# [EXERCISE INSTRUCTIONS]
Return a faithful copy of all the entries, omitting the images.

Element data from apps and pages:
——

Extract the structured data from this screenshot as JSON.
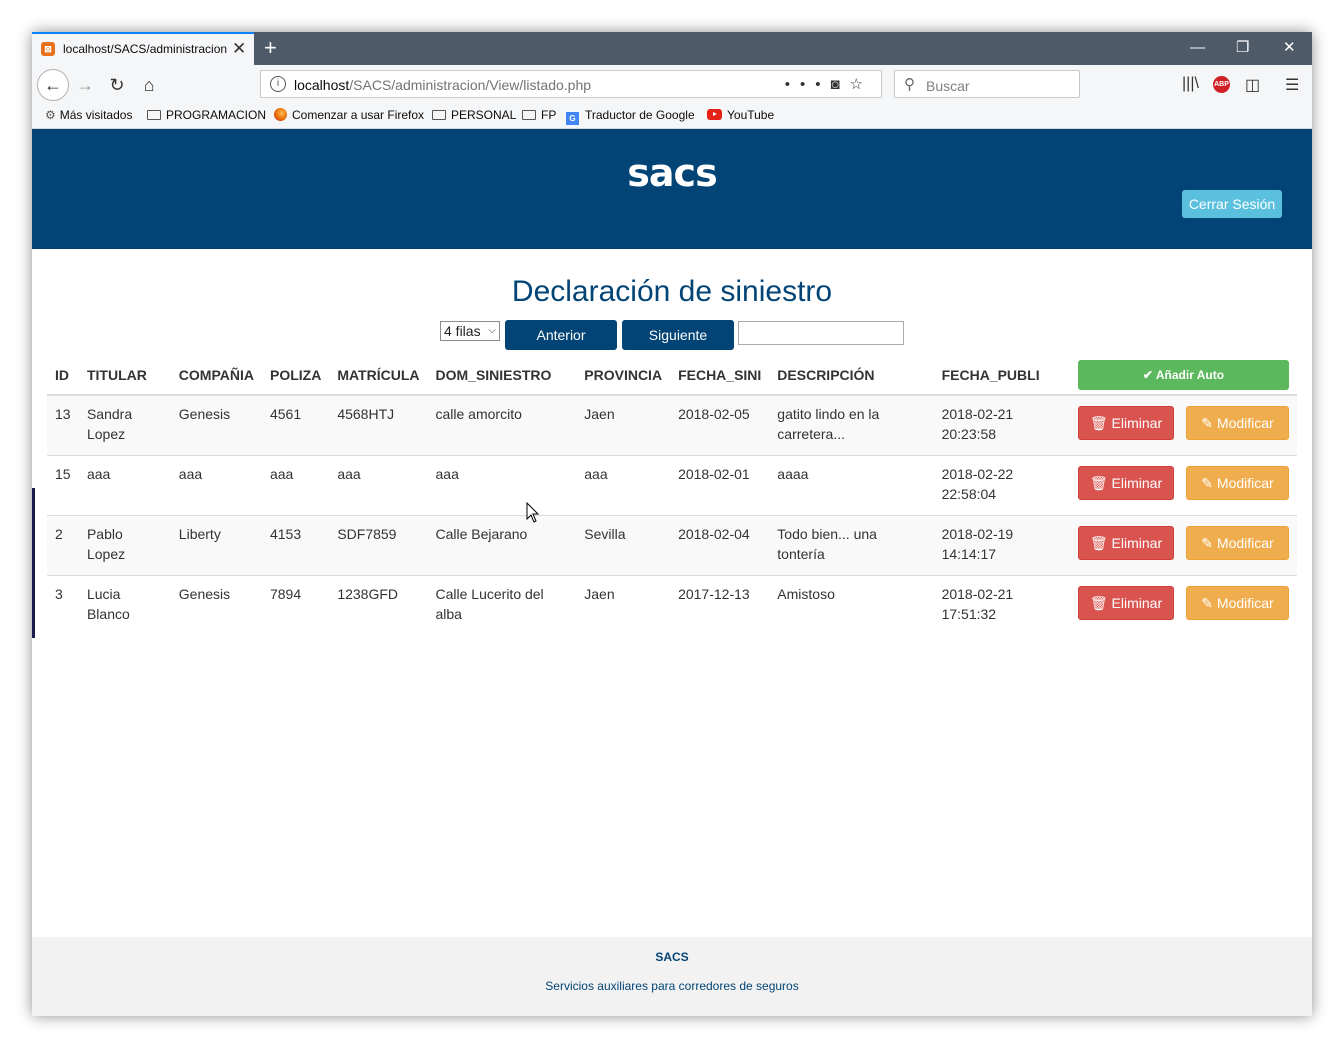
{
  "browser": {
    "tab_title": "localhost/SACS/administracion",
    "tab_favicon": "xampp-icon",
    "url_host": "localhost",
    "url_path": "/SACS/administracion/View/listado.php",
    "search_placeholder": "Buscar",
    "bookmarks": [
      {
        "label": "Más visitados",
        "icon": "gear-icon"
      },
      {
        "label": "PROGRAMACION",
        "icon": "folder-icon"
      },
      {
        "label": "Comenzar a usar Firefox",
        "icon": "firefox-icon"
      },
      {
        "label": "PERSONAL",
        "icon": "folder-icon"
      },
      {
        "label": "FP",
        "icon": "folder-icon"
      },
      {
        "label": "Traductor de Google",
        "icon": "google-translate-icon"
      },
      {
        "label": "YouTube",
        "icon": "youtube-icon"
      }
    ]
  },
  "header": {
    "logo": "sacs",
    "logout_label": "Cerrar Sesión"
  },
  "main": {
    "title": "Declaración de siniestro",
    "rows_select": "4 filas",
    "prev_label": "Anterior",
    "next_label": "Siguiente",
    "filter_value": "",
    "add_label": "Añadir Auto",
    "delete_label": "Eliminar",
    "modify_label": "Modificar",
    "columns": [
      "ID",
      "TITULAR",
      "COMPAÑIA",
      "POLIZA",
      "MATRÍCULA",
      "DOM_SINIESTRO",
      "PROVINCIA",
      "FECHA_SINI",
      "DESCRIPCIÓN",
      "FECHA_PUBLI"
    ],
    "rows": [
      [
        "13",
        "Sandra Lopez",
        "Genesis",
        "4561",
        "4568HTJ",
        "calle amorcito",
        "Jaen",
        "2018-02-05",
        "gatito lindo en la carretera...",
        "2018-02-21 20:23:58"
      ],
      [
        "15",
        "aaa",
        "aaa",
        "aaa",
        "aaa",
        "aaa",
        "aaa",
        "2018-02-01",
        "aaaa",
        "2018-02-22 22:58:04"
      ],
      [
        "2",
        "Pablo Lopez",
        "Liberty",
        "4153",
        "SDF7859",
        "Calle Bejarano",
        "Sevilla",
        "2018-02-04",
        "Todo bien... una tontería",
        "2018-02-19 14:14:17"
      ],
      [
        "3",
        "Lucia Blanco",
        "Genesis",
        "7894",
        "1238GFD",
        "Calle Lucerito del alba",
        "Jaen",
        "2017-12-13",
        "Amistoso",
        "2018-02-21 17:51:32"
      ]
    ]
  },
  "footer": {
    "brand": "SACS",
    "tagline": "Servicios auxiliares para corredores de seguros"
  },
  "colors": {
    "brand": "#024475",
    "danger": "#d9534f",
    "warning": "#f0ad4e",
    "success": "#5cb85c",
    "info": "#5bc0de"
  }
}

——

# [RESULT FOR THIS EXERCISE]
Extract the structured data from this screenshot as JSON.
{
  "browser": {
    "tab_title": "localhost/SACS/administracion",
    "tab_favicon": "xampp-icon",
    "url_host": "localhost",
    "url_path": "/SACS/administracion/View/listado.php",
    "search_placeholder": "Buscar",
    "bookmarks": [
      {
        "label": "Más visitados",
        "icon": "gear-icon"
      },
      {
        "label": "PROGRAMACION",
        "icon": "folder-icon"
      },
      {
        "label": "Comenzar a usar Firefox",
        "icon": "firefox-icon"
      },
      {
        "label": "PERSONAL",
        "icon": "folder-icon"
      },
      {
        "label": "FP",
        "icon": "folder-icon"
      },
      {
        "label": "Traductor de Google",
        "icon": "google-translate-icon"
      },
      {
        "label": "YouTube",
        "icon": "youtube-icon"
      }
    ]
  },
  "header": {
    "logo": "sacs",
    "logout_label": "Cerrar Sesión"
  },
  "main": {
    "title": "Declaración de siniestro",
    "rows_select": "4 filas",
    "prev_label": "Anterior",
    "next_label": "Siguiente",
    "filter_value": "",
    "add_label": "Añadir Auto",
    "delete_label": "Eliminar",
    "modify_label": "Modificar",
    "columns": [
      "ID",
      "TITULAR",
      "COMPAÑIA",
      "POLIZA",
      "MATRÍCULA",
      "DOM_SINIESTRO",
      "PROVINCIA",
      "FECHA_SINI",
      "DESCRIPCIÓN",
      "FECHA_PUBLI"
    ],
    "rows": [
      [
        "13",
        "Sandra Lopez",
        "Genesis",
        "4561",
        "4568HTJ",
        "calle amorcito",
        "Jaen",
        "2018-02-05",
        "gatito lindo en la carretera...",
        "2018-02-21 20:23:58"
      ],
      [
        "15",
        "aaa",
        "aaa",
        "aaa",
        "aaa",
        "aaa",
        "aaa",
        "2018-02-01",
        "aaaa",
        "2018-02-22 22:58:04"
      ],
      [
        "2",
        "Pablo Lopez",
        "Liberty",
        "4153",
        "SDF7859",
        "Calle Bejarano",
        "Sevilla",
        "2018-02-04",
        "Todo bien... una tontería",
        "2018-02-19 14:14:17"
      ],
      [
        "3",
        "Lucia Blanco",
        "Genesis",
        "7894",
        "1238GFD",
        "Calle Lucerito del alba",
        "Jaen",
        "2017-12-13",
        "Amistoso",
        "2018-02-21 17:51:32"
      ]
    ]
  },
  "footer": {
    "brand": "SACS",
    "tagline": "Servicios auxiliares para corredores de seguros"
  },
  "colors": {
    "brand": "#024475",
    "danger": "#d9534f",
    "warning": "#f0ad4e",
    "success": "#5cb85c",
    "info": "#5bc0de"
  }
}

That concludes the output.